§ **Data for review**

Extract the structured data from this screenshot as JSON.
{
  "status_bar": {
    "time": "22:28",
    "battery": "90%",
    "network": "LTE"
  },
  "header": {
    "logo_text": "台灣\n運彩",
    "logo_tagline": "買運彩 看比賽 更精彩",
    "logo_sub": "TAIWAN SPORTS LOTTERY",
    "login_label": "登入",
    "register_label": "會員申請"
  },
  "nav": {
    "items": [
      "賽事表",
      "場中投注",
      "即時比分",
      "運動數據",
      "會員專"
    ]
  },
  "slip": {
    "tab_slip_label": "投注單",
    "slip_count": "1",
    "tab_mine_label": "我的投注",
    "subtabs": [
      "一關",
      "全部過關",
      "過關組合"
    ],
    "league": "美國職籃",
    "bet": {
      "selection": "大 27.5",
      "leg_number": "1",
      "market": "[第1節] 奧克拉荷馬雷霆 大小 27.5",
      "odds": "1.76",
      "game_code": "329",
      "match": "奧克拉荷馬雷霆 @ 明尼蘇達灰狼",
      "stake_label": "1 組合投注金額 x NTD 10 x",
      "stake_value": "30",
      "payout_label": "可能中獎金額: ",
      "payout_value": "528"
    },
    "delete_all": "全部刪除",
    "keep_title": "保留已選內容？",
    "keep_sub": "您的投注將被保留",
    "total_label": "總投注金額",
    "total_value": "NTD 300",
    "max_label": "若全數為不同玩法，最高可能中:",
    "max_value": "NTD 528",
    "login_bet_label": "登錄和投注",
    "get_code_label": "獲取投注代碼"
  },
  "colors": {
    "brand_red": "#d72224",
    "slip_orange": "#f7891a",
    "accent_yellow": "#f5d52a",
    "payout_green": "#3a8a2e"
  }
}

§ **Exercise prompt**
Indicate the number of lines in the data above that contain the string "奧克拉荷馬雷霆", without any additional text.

§ **Solved problem**
2